◆ Records to use ◆
##############################
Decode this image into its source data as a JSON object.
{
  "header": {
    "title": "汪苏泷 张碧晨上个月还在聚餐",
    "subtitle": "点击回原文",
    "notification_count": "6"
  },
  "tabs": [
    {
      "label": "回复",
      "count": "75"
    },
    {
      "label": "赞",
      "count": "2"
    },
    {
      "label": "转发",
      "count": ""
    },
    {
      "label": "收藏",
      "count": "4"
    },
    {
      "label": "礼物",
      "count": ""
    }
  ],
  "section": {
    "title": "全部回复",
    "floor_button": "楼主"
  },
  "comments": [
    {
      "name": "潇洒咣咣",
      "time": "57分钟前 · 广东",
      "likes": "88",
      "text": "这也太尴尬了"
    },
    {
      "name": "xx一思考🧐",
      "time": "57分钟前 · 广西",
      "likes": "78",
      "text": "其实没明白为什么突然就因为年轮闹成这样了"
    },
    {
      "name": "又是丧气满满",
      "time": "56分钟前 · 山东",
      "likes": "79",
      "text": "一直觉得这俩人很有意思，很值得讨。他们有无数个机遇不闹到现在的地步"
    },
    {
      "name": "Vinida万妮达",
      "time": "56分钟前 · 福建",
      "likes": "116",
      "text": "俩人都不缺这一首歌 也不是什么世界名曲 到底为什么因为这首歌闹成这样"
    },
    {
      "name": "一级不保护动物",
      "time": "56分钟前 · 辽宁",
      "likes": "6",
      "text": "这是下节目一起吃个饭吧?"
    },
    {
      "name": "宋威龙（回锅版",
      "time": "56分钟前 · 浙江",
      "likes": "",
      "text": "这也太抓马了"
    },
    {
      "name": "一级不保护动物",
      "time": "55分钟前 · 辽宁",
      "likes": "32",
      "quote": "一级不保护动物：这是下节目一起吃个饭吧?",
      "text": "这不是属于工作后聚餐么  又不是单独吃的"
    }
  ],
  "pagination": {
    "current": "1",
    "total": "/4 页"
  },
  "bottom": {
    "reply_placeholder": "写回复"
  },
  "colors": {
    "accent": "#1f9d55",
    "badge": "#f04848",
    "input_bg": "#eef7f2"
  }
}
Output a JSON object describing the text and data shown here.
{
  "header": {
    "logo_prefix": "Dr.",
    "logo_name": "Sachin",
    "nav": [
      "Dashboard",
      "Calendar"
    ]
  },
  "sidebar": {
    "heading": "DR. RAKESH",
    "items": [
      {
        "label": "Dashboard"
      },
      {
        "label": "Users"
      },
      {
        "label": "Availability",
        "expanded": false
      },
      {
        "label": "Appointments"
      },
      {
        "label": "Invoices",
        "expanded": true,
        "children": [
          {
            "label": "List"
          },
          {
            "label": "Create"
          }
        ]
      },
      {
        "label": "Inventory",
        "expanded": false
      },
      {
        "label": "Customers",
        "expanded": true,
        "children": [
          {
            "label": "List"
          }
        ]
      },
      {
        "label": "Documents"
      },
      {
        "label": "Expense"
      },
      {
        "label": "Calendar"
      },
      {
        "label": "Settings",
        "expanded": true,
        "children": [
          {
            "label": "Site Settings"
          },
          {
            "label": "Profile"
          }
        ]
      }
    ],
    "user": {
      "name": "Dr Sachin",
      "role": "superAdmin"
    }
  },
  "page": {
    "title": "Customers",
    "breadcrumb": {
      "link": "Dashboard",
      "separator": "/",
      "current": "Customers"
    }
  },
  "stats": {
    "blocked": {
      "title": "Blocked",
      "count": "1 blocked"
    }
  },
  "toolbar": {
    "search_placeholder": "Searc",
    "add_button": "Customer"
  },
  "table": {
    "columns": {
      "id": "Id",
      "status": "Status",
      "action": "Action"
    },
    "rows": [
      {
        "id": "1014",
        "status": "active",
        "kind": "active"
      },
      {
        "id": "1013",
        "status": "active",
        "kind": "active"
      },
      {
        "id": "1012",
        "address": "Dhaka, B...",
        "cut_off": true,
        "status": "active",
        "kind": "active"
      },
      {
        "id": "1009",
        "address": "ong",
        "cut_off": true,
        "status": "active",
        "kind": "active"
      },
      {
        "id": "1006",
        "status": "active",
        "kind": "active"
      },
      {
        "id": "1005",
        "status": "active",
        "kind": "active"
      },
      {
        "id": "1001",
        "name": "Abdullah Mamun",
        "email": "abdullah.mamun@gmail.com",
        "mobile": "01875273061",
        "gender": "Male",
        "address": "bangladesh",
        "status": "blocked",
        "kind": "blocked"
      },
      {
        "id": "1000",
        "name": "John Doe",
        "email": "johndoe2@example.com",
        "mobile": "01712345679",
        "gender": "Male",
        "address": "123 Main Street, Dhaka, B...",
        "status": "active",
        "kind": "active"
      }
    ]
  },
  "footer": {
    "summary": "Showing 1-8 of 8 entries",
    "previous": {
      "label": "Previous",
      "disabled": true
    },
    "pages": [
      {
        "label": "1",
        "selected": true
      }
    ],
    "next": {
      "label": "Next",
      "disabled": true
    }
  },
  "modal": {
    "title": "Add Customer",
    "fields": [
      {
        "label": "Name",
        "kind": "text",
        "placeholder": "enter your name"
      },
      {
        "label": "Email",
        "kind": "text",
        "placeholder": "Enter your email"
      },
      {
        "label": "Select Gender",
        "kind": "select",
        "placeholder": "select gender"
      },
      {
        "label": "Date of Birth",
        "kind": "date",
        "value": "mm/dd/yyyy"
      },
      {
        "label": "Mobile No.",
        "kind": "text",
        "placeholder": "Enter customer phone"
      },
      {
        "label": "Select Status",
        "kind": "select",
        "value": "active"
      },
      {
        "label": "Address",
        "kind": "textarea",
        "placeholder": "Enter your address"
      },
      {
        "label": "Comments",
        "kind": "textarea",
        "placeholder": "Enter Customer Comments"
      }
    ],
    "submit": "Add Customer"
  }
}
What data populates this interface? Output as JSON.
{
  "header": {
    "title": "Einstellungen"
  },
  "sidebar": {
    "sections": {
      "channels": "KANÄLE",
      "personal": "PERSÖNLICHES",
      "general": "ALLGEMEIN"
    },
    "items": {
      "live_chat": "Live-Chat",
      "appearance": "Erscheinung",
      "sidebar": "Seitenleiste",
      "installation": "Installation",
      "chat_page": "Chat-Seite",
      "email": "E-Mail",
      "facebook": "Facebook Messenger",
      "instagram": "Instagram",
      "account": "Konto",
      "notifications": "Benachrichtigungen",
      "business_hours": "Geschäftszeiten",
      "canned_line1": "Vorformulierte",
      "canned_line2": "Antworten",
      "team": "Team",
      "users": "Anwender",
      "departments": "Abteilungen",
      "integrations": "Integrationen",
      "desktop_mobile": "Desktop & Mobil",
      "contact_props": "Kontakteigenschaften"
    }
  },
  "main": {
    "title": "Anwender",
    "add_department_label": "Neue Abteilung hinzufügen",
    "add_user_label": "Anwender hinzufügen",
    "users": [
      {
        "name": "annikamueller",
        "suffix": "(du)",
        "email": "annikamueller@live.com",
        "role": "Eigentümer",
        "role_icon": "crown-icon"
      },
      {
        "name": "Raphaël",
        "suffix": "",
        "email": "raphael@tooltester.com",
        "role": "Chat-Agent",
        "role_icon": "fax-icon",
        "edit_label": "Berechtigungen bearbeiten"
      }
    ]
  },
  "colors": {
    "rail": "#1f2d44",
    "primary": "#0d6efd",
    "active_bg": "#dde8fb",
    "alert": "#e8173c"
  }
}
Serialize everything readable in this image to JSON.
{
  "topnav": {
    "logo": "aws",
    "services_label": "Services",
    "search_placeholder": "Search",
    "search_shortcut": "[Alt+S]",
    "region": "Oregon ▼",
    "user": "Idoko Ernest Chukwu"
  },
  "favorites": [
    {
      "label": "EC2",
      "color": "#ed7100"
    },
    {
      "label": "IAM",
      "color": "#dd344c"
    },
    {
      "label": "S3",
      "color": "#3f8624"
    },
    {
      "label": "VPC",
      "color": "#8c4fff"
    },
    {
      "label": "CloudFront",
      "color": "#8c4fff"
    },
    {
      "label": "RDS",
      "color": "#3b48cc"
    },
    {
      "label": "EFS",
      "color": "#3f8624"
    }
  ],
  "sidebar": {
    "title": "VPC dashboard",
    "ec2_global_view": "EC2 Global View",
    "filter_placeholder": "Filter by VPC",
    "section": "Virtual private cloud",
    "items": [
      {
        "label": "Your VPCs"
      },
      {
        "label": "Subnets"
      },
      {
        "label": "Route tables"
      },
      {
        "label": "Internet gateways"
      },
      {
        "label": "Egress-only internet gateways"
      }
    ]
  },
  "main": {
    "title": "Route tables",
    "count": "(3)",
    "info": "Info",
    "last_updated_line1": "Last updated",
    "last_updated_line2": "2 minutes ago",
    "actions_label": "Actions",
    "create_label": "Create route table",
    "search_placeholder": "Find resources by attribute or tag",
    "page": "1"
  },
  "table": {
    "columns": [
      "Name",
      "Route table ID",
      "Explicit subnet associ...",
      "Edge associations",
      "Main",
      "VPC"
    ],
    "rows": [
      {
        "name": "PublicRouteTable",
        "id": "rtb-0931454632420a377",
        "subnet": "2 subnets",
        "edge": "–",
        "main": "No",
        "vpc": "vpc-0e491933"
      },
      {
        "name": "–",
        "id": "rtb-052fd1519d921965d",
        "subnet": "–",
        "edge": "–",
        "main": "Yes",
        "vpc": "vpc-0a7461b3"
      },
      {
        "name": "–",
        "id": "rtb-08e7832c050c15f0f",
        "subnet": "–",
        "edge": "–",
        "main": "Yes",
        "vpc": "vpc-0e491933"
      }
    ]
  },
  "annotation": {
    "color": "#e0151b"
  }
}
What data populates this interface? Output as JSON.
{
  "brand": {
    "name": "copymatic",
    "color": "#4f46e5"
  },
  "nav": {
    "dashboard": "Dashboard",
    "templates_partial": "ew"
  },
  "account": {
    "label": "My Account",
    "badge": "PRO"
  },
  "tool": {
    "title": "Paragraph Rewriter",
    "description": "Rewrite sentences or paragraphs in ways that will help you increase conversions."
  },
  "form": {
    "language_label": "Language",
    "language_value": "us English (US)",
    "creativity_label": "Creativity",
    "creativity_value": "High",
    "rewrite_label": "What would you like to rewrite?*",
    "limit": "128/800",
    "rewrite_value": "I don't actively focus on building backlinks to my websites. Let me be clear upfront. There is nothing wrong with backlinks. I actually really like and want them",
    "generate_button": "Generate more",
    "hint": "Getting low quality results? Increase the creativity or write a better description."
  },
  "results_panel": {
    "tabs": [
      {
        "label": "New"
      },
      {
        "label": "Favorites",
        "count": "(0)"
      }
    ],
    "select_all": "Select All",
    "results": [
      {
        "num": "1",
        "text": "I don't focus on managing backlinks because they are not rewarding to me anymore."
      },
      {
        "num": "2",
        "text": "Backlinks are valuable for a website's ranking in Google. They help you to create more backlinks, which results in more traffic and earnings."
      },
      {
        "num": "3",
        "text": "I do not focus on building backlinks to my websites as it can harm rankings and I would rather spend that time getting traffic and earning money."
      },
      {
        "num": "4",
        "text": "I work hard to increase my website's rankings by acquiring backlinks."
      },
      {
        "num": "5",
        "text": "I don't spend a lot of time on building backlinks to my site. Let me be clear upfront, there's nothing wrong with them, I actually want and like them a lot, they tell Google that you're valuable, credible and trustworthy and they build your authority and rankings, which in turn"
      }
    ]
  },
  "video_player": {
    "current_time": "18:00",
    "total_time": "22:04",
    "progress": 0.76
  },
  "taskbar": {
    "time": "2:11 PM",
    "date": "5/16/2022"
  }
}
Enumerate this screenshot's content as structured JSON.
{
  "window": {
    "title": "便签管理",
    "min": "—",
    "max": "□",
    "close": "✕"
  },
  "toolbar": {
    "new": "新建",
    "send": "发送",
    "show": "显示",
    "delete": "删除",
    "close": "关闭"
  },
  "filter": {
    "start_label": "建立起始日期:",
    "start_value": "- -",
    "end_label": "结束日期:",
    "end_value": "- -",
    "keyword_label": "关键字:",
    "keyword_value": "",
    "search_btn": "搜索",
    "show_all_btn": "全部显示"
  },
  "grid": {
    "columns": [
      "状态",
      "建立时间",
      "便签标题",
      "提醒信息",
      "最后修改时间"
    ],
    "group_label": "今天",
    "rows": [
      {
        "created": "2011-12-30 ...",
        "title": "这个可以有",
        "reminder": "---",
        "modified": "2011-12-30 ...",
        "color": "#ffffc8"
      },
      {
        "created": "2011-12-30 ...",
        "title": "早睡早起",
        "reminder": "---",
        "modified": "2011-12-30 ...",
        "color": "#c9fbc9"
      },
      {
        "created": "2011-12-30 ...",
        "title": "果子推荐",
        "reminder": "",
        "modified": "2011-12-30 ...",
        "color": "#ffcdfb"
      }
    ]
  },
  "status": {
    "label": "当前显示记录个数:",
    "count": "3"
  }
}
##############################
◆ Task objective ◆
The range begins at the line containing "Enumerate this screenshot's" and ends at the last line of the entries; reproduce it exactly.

◆ Expected output ◆
Enumerate this screenshot's content as structured JSON.
{
  "window": {
    "title": "便签管理",
    "min": "—",
    "max": "□",
    "close": "✕"
  },
  "toolbar": {
    "new": "新建",
    "send": "发送",
    "show": "显示",
    "delete": "删除",
    "close": "关闭"
  },
  "filter": {
    "start_label": "建立起始日期:",
    "start_value": "- -",
    "end_label": "结束日期:",
    "end_value": "- -",
    "keyword_label": "关键字:",
    "keyword_value": "",
    "search_btn": "搜索",
    "show_all_btn": "全部显示"
  },
  "grid": {
    "columns": [
      "状态",
      "建立时间",
      "便签标题",
      "提醒信息",
      "最后修改时间"
    ],
    "group_label": "今天",
    "rows": [
      {
        "created": "2011-12-30 ...",
        "title": "这个可以有",
        "reminder": "---",
        "modified": "2011-12-30 ...",
        "color": "#ffffc8"
      },
      {
        "created": "2011-12-30 ...",
        "title": "早睡早起",
        "reminder": "---",
        "modified": "2011-12-30 ...",
        "color": "#c9fbc9"
      },
      {
        "created": "2011-12-30 ...",
        "title": "果子推荐",
        "reminder": "",
        "modified": "2011-12-30 ...",
        "color": "#ffcdfb"
      }
    ]
  },
  "status": {
    "label": "当前显示记录个数:",
    "count": "3"
  }
}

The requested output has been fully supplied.